- _Exercise goal_: Copy all lines in the material holding the string "Performance".

- _Dataset entries_:

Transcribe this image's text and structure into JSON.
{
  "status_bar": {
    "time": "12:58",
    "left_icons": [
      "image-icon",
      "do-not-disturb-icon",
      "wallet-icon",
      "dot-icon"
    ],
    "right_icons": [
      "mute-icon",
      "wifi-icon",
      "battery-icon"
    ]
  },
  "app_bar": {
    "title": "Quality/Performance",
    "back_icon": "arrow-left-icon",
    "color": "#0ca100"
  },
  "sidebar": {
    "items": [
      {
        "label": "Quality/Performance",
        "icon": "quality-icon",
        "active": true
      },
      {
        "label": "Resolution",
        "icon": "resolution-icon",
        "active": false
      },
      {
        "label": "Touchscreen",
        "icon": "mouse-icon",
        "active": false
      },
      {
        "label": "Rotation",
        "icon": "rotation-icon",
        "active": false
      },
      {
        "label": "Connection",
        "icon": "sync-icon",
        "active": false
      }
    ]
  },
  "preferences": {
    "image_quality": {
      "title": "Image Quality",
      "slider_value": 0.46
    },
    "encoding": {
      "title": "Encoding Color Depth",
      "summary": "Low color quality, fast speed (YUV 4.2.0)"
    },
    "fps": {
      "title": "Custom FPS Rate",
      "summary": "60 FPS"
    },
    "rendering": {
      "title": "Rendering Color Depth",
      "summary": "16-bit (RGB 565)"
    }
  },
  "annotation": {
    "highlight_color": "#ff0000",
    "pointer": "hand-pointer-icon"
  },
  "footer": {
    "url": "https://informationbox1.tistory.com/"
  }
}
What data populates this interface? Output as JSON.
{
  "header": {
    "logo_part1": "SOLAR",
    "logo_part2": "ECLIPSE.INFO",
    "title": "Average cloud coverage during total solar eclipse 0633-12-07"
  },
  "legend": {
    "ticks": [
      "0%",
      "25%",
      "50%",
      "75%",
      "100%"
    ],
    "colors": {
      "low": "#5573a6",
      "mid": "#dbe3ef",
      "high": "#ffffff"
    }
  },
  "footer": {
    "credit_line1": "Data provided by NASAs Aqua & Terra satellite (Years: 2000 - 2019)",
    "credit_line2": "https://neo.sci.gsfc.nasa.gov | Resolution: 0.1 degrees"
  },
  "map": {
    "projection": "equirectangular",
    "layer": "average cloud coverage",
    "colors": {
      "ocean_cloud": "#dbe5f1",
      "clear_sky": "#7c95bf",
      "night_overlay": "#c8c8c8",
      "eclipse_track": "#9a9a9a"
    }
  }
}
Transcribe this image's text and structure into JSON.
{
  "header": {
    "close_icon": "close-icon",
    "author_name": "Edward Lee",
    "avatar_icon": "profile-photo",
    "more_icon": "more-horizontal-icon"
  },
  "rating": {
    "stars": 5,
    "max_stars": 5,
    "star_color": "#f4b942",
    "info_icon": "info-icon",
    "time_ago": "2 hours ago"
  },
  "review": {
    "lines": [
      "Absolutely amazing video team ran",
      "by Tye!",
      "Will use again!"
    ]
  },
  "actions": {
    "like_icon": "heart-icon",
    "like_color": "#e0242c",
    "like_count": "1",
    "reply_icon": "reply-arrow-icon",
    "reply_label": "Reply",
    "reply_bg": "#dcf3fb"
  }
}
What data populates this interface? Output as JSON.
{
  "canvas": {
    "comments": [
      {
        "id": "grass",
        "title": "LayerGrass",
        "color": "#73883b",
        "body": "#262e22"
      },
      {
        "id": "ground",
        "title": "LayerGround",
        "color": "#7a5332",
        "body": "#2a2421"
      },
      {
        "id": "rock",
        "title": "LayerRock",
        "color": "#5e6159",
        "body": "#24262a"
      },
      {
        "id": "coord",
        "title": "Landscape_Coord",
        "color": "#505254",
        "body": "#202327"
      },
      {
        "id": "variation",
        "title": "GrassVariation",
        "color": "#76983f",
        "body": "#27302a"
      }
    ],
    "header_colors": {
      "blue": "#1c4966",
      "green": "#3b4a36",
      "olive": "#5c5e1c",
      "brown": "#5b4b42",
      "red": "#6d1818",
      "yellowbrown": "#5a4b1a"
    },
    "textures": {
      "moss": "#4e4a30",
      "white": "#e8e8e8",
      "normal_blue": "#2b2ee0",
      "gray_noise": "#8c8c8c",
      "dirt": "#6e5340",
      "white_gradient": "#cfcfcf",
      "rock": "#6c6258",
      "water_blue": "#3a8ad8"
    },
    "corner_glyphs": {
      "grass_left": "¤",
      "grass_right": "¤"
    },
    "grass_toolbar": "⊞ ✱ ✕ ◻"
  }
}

- _Answer_:
    "title": "Quality/Performance",
        "label": "Quality/Performance",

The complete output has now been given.